CITIES: 6 HOOSIER CITIES ON BEST IN MIDWEST LIST - Six Indiana cities are being recognized on Midwest Startups' list of the best startup cities in the Midwest for 2019. Indianapolis is the highest-ranked Hoosier city on the list, coming in at No. 4. This is the third year the publication has ranked the tech ecosystems of 54 Midwest cities, to analyze the Midwest’s growth in tech across the region (Inside Indiana Business). The Indiana cities included in the ranking are: Indianapolis 4; Lafayette 14; Bloomington 17; South Bend 23; Fort Wayne 29 and Evansville 33.

COUNTIES: SCOFFLAW SUES LAKE - A real estate investor faced with losing hundreds of tax certificates won at the county’s auction of tax-delinquent property has filed a civil lawsuit against the Lake County treasurer and auditor offices (NWI Times). By filing the Lake Superior Court suit Monday, Thomas Wisniewski, 56, claims the county wrongfully determined he owes $208,000 in overdue taxes on approximately 40 properties.
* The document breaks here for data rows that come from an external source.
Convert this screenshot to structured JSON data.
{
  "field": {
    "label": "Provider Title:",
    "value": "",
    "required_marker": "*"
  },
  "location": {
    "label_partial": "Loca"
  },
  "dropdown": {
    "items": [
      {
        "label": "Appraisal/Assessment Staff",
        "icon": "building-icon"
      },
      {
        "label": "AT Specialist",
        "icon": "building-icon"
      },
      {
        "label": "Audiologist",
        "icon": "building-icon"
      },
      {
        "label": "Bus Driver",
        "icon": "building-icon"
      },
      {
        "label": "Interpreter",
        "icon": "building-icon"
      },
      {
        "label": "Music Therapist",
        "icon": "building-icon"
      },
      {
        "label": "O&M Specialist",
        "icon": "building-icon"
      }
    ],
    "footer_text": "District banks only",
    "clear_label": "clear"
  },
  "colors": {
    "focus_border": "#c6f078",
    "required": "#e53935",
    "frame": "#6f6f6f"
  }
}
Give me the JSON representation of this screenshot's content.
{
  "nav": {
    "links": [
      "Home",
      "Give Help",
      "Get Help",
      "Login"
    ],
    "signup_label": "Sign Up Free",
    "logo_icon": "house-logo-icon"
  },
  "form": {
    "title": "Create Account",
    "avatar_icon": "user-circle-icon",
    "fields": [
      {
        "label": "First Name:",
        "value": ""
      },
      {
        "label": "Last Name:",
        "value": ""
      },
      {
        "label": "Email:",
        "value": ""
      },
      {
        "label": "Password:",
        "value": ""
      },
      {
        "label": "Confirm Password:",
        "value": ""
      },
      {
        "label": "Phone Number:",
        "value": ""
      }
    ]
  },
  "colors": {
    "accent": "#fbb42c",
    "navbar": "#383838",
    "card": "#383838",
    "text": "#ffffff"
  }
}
The county used that determination as the basis of its argument to object to Broadway Logistics Complex LLC's 500-plus bids this past March because video evidence showed Wisniewski participated in the auction on behalf of the firm. State law bars tax-delinquent property owners from bidding.
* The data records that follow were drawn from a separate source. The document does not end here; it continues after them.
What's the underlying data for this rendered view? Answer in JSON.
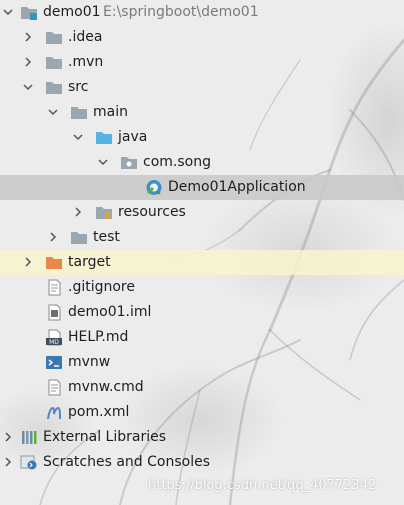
{
  "project": {
    "name": "demo01",
    "path": "E:\\springboot\\demo01"
  },
  "tree": {
    "idea": ".idea",
    "mvn": ".mvn",
    "src": "src",
    "main": "main",
    "java": "java",
    "package": "com.song",
    "app_class": "Demo01Application",
    "resources": "resources",
    "test": "test",
    "target": "target",
    "gitignore": ".gitignore",
    "iml": "demo01.iml",
    "help": "HELP.md",
    "mvnw": "mvnw",
    "mvnw_cmd": "mvnw.cmd",
    "pom": "pom.xml",
    "external_libraries": "External Libraries",
    "scratches": "Scratches and Consoles"
  },
  "icons": {
    "md_badge": "MD"
  },
  "watermark": "https://blog.csdn.net/qq_40772342",
  "colors": {
    "folder": "#9aa7b0",
    "source_folder": "#59b3e0",
    "excluded_folder": "#e8894a",
    "selection": "#c8c8c8",
    "excluded_row": "#f8f4ce"
  }
}
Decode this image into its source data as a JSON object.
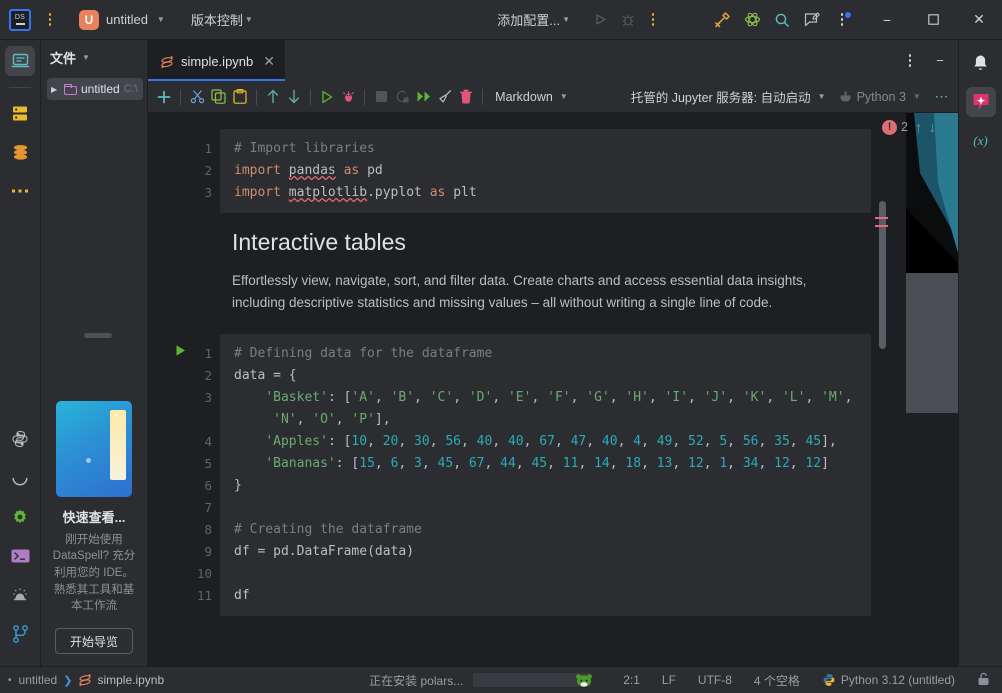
{
  "titlebar": {
    "logo_text": "DS",
    "project_initial": "U",
    "project_name": "untitled",
    "vcs_label": "版本控制",
    "run_config": "添加配置...",
    "icons": [
      {
        "name": "run-icon",
        "glyph": "▷"
      },
      {
        "name": "debug-icon",
        "glyph": "bug"
      },
      {
        "name": "more-actions-icon",
        "glyph": "kebab"
      },
      {
        "name": "tools-icon",
        "glyph": "hammer"
      },
      {
        "name": "science-atom-icon",
        "glyph": "atom"
      },
      {
        "name": "search-icon",
        "glyph": "magnifier"
      },
      {
        "name": "feedback-icon",
        "glyph": "pencil-note"
      },
      {
        "name": "main-menu-icon",
        "glyph": "kebab-dot"
      }
    ],
    "window_minimize": "−",
    "window_maximize": "▢",
    "window_close": "✕"
  },
  "left_rail": {
    "top_items": [
      {
        "name": "workspace-icon",
        "label": "工作区"
      },
      {
        "name": "database-server-icon",
        "label": "服务器"
      },
      {
        "name": "database-icon",
        "label": "数据库"
      },
      {
        "name": "more-tool-windows-icon",
        "label": "更多"
      }
    ],
    "bottom_items": [
      {
        "name": "python-console-icon",
        "label": "Python 控制台"
      },
      {
        "name": "progress-arc-icon",
        "label": "进度"
      },
      {
        "name": "settings-gear-icon",
        "label": "设置"
      },
      {
        "name": "terminal-icon",
        "label": "终端"
      },
      {
        "name": "problems-icon",
        "label": "问题"
      },
      {
        "name": "git-branch-icon",
        "label": "Git"
      }
    ]
  },
  "toolwindow": {
    "title": "文件",
    "tree": [
      {
        "name": "untitled",
        "path": "C:\\",
        "expanded": false
      }
    ]
  },
  "promo": {
    "title": "快速查看...",
    "description": "刚开始使用 DataSpell? 充分利用您的 IDE。熟悉其工具和基本工作流",
    "button": "开始导览"
  },
  "tabs": [
    {
      "name": "simple.ipynb",
      "active": true,
      "close": "✕"
    }
  ],
  "notebook_toolbar": {
    "buttons": [
      {
        "name": "add-cell-button",
        "glyph": "+"
      },
      {
        "name": "cut-cell-button",
        "glyph": "scissors"
      },
      {
        "name": "copy-cell-button",
        "glyph": "copy"
      },
      {
        "name": "paste-cell-button",
        "glyph": "clipboard"
      },
      {
        "name": "move-cell-up-button",
        "glyph": "↑"
      },
      {
        "name": "move-cell-down-button",
        "glyph": "↓"
      },
      {
        "name": "run-cell-button",
        "glyph": "▷"
      },
      {
        "name": "debug-cell-button",
        "glyph": "bug"
      },
      {
        "name": "interrupt-kernel-button",
        "glyph": "■"
      },
      {
        "name": "restart-kernel-button",
        "glyph": "⟳"
      },
      {
        "name": "run-all-button",
        "glyph": "▶▶"
      },
      {
        "name": "clear-outputs-button",
        "glyph": "broom"
      },
      {
        "name": "delete-cell-button",
        "glyph": "trash"
      }
    ],
    "cell_type": "Markdown",
    "server": "托管的 Jupyter 服务器: 自动启动",
    "kernel": "Python 3",
    "more": "⋯"
  },
  "inspections": {
    "error_count": "2",
    "prev_glyph": "↑",
    "next_glyph": "↓"
  },
  "cells": [
    {
      "type": "code",
      "lines": [
        {
          "num": "1",
          "tokens": [
            {
              "t": "# Import libraries",
              "c": "cm"
            }
          ]
        },
        {
          "num": "2",
          "tokens": [
            {
              "t": "import",
              "c": "kw"
            },
            {
              "t": " ",
              "c": "op"
            },
            {
              "t": "pandas",
              "c": "id wavy"
            },
            {
              "t": " ",
              "c": "op"
            },
            {
              "t": "as",
              "c": "kw"
            },
            {
              "t": " ",
              "c": "op"
            },
            {
              "t": "pd",
              "c": "id"
            }
          ]
        },
        {
          "num": "3",
          "tokens": [
            {
              "t": "import",
              "c": "kw"
            },
            {
              "t": " ",
              "c": "op"
            },
            {
              "t": "matplotlib",
              "c": "id wavy"
            },
            {
              "t": ".",
              "c": "op"
            },
            {
              "t": "pyplot",
              "c": "id"
            },
            {
              "t": " ",
              "c": "op"
            },
            {
              "t": "as",
              "c": "kw"
            },
            {
              "t": " ",
              "c": "op"
            },
            {
              "t": "plt",
              "c": "id"
            }
          ]
        }
      ]
    },
    {
      "type": "markdown",
      "heading": "Interactive tables",
      "paragraph": "Effortlessly view, navigate, sort, and filter data. Create charts and access essential data insights, including descriptive statistics and missing values – all without writing a single line of code."
    },
    {
      "type": "code",
      "has_run_arrow": true,
      "lines": [
        {
          "num": "1",
          "tokens": [
            {
              "t": "# Defining data for the dataframe",
              "c": "cm"
            }
          ]
        },
        {
          "num": "2",
          "tokens": [
            {
              "t": "data",
              "c": "id"
            },
            {
              "t": " = {",
              "c": "op"
            }
          ]
        },
        {
          "num": "3",
          "tokens": [
            {
              "t": "    ",
              "c": "op"
            },
            {
              "t": "'Basket'",
              "c": "str"
            },
            {
              "t": ": [",
              "c": "op"
            },
            {
              "t": "'A'",
              "c": "str"
            },
            {
              "t": ", ",
              "c": "op"
            },
            {
              "t": "'B'",
              "c": "str"
            },
            {
              "t": ", ",
              "c": "op"
            },
            {
              "t": "'C'",
              "c": "str"
            },
            {
              "t": ", ",
              "c": "op"
            },
            {
              "t": "'D'",
              "c": "str"
            },
            {
              "t": ", ",
              "c": "op"
            },
            {
              "t": "'E'",
              "c": "str"
            },
            {
              "t": ", ",
              "c": "op"
            },
            {
              "t": "'F'",
              "c": "str"
            },
            {
              "t": ", ",
              "c": "op"
            },
            {
              "t": "'G'",
              "c": "str"
            },
            {
              "t": ", ",
              "c": "op"
            },
            {
              "t": "'H'",
              "c": "str"
            },
            {
              "t": ", ",
              "c": "op"
            },
            {
              "t": "'I'",
              "c": "str"
            },
            {
              "t": ", ",
              "c": "op"
            },
            {
              "t": "'J'",
              "c": "str"
            },
            {
              "t": ", ",
              "c": "op"
            },
            {
              "t": "'K'",
              "c": "str"
            },
            {
              "t": ", ",
              "c": "op"
            },
            {
              "t": "'L'",
              "c": "str"
            },
            {
              "t": ", ",
              "c": "op"
            },
            {
              "t": "'M'",
              "c": "str"
            },
            {
              "t": ",",
              "c": "op"
            }
          ]
        },
        {
          "num": "",
          "tokens": [
            {
              "t": "     ",
              "c": "op"
            },
            {
              "t": "'N'",
              "c": "str"
            },
            {
              "t": ", ",
              "c": "op"
            },
            {
              "t": "'O'",
              "c": "str"
            },
            {
              "t": ", ",
              "c": "op"
            },
            {
              "t": "'P'",
              "c": "str"
            },
            {
              "t": "],",
              "c": "op"
            }
          ]
        },
        {
          "num": "4",
          "tokens": [
            {
              "t": "    ",
              "c": "op"
            },
            {
              "t": "'Apples'",
              "c": "str"
            },
            {
              "t": ": [",
              "c": "op"
            },
            {
              "t": "10",
              "c": "num"
            },
            {
              "t": ", ",
              "c": "op"
            },
            {
              "t": "20",
              "c": "num"
            },
            {
              "t": ", ",
              "c": "op"
            },
            {
              "t": "30",
              "c": "num"
            },
            {
              "t": ", ",
              "c": "op"
            },
            {
              "t": "56",
              "c": "num"
            },
            {
              "t": ", ",
              "c": "op"
            },
            {
              "t": "40",
              "c": "num"
            },
            {
              "t": ", ",
              "c": "op"
            },
            {
              "t": "40",
              "c": "num"
            },
            {
              "t": ", ",
              "c": "op"
            },
            {
              "t": "67",
              "c": "num"
            },
            {
              "t": ", ",
              "c": "op"
            },
            {
              "t": "47",
              "c": "num"
            },
            {
              "t": ", ",
              "c": "op"
            },
            {
              "t": "40",
              "c": "num"
            },
            {
              "t": ", ",
              "c": "op"
            },
            {
              "t": "4",
              "c": "num"
            },
            {
              "t": ", ",
              "c": "op"
            },
            {
              "t": "49",
              "c": "num"
            },
            {
              "t": ", ",
              "c": "op"
            },
            {
              "t": "52",
              "c": "num"
            },
            {
              "t": ", ",
              "c": "op"
            },
            {
              "t": "5",
              "c": "num"
            },
            {
              "t": ", ",
              "c": "op"
            },
            {
              "t": "56",
              "c": "num"
            },
            {
              "t": ", ",
              "c": "op"
            },
            {
              "t": "35",
              "c": "num"
            },
            {
              "t": ", ",
              "c": "op"
            },
            {
              "t": "45",
              "c": "num"
            },
            {
              "t": "],",
              "c": "op"
            }
          ]
        },
        {
          "num": "5",
          "tokens": [
            {
              "t": "    ",
              "c": "op"
            },
            {
              "t": "'Bananas'",
              "c": "str"
            },
            {
              "t": ": [",
              "c": "op"
            },
            {
              "t": "15",
              "c": "num"
            },
            {
              "t": ", ",
              "c": "op"
            },
            {
              "t": "6",
              "c": "num"
            },
            {
              "t": ", ",
              "c": "op"
            },
            {
              "t": "3",
              "c": "num"
            },
            {
              "t": ", ",
              "c": "op"
            },
            {
              "t": "45",
              "c": "num"
            },
            {
              "t": ", ",
              "c": "op"
            },
            {
              "t": "67",
              "c": "num"
            },
            {
              "t": ", ",
              "c": "op"
            },
            {
              "t": "44",
              "c": "num"
            },
            {
              "t": ", ",
              "c": "op"
            },
            {
              "t": "45",
              "c": "num"
            },
            {
              "t": ", ",
              "c": "op"
            },
            {
              "t": "11",
              "c": "num"
            },
            {
              "t": ", ",
              "c": "op"
            },
            {
              "t": "14",
              "c": "num"
            },
            {
              "t": ", ",
              "c": "op"
            },
            {
              "t": "18",
              "c": "num"
            },
            {
              "t": ", ",
              "c": "op"
            },
            {
              "t": "13",
              "c": "num"
            },
            {
              "t": ", ",
              "c": "op"
            },
            {
              "t": "12",
              "c": "num"
            },
            {
              "t": ", ",
              "c": "op"
            },
            {
              "t": "1",
              "c": "num"
            },
            {
              "t": ", ",
              "c": "op"
            },
            {
              "t": "34",
              "c": "num"
            },
            {
              "t": ", ",
              "c": "op"
            },
            {
              "t": "12",
              "c": "num"
            },
            {
              "t": ", ",
              "c": "op"
            },
            {
              "t": "12",
              "c": "num"
            },
            {
              "t": "]",
              "c": "op"
            }
          ]
        },
        {
          "num": "6",
          "tokens": [
            {
              "t": "}",
              "c": "op"
            }
          ]
        },
        {
          "num": "7",
          "tokens": [
            {
              "t": "",
              "c": "op"
            }
          ]
        },
        {
          "num": "8",
          "tokens": [
            {
              "t": "# Creating the dataframe",
              "c": "cm"
            }
          ]
        },
        {
          "num": "9",
          "tokens": [
            {
              "t": "df",
              "c": "id"
            },
            {
              "t": " = ",
              "c": "op"
            },
            {
              "t": "pd",
              "c": "id"
            },
            {
              "t": ".",
              "c": "op"
            },
            {
              "t": "DataFrame",
              "c": "id"
            },
            {
              "t": "(",
              "c": "op"
            },
            {
              "t": "data",
              "c": "id"
            },
            {
              "t": ")",
              "c": "op"
            }
          ]
        },
        {
          "num": "10",
          "tokens": [
            {
              "t": "",
              "c": "op"
            }
          ]
        },
        {
          "num": "11",
          "tokens": [
            {
              "t": "df",
              "c": "id"
            }
          ]
        }
      ]
    }
  ],
  "dataframe": {
    "Basket": [
      "A",
      "B",
      "C",
      "D",
      "E",
      "F",
      "G",
      "H",
      "I",
      "J",
      "K",
      "L",
      "M",
      "N",
      "O",
      "P"
    ],
    "Apples": [
      10,
      20,
      30,
      56,
      40,
      40,
      67,
      47,
      40,
      4,
      49,
      52,
      5,
      56,
      35,
      45
    ],
    "Bananas": [
      15,
      6,
      3,
      45,
      67,
      44,
      45,
      11,
      14,
      18,
      13,
      12,
      1,
      34,
      12,
      12
    ]
  },
  "right_rail": {
    "items": [
      {
        "name": "notifications-bell-icon",
        "label": "通知"
      },
      {
        "name": "ai-assistant-icon",
        "label": "AI 助手",
        "active": true
      },
      {
        "name": "variables-icon",
        "label": "(x)"
      }
    ]
  },
  "statusbar": {
    "breadcrumb_project": "untitled",
    "breadcrumb_sep": "❯",
    "breadcrumb_file": "simple.ipynb",
    "progress_text": "正在安装 polars...",
    "caret": "2:1",
    "line_sep": "LF",
    "encoding": "UTF-8",
    "indent": "4 个空格",
    "interpreter": "Python 3.12 (untitled)",
    "lock_icon": "lock-icon"
  },
  "colors": {
    "accent": "#3574f0",
    "bg": "#1e1f22",
    "panel": "#2b2d30",
    "error": "#e06c75",
    "string": "#6aab73",
    "number": "#2aacb8",
    "keyword": "#cf8e6d"
  }
}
COUNTIES: STEUBEN WARNS OF EEE - Steuben County Health Department is urging people to be aware of the potential of disease being spread by mosquitoes (KPC News). Both West Nile Virus and Eastern Equine Encephalitis have been detected in northern Indiana, though no human cases have been documented in the state. Neither West Nile nor EEE have been detected in Steuben County, said a news release from the health department.

COUNTIES: GRANT SHERIFF DEPUTIES SEEK RAISE - Sheriff's deputies in Grant County are demanding a pay raise. Deputies have been in negotiations with county commissioners for the last few weeks, since they figured out they make about 30-percent less than what the average deputy makes across the rest of the state (Darling, WIBC). Sgt. Matt Sneed with the sheriff's department told WISH-TV they can't compete with neighboring counties of similar size, population, and crime rate that are paying more. "I had one of the guys that I supervise this year leave and go to a nearby county at a local agency down there to make about $18,000 a year more," he said. He said with more deputies leaving Grant County to find better, high paying gigs, it leaves the public to deal with the consequences of having less manpower on the force. "If it's an emergency and we need to run lights and sirens to get there to back somebody up on something we're putting the public in jeopardy because we would have to drive much faster because we are so much farther away from the scene," Sneed added.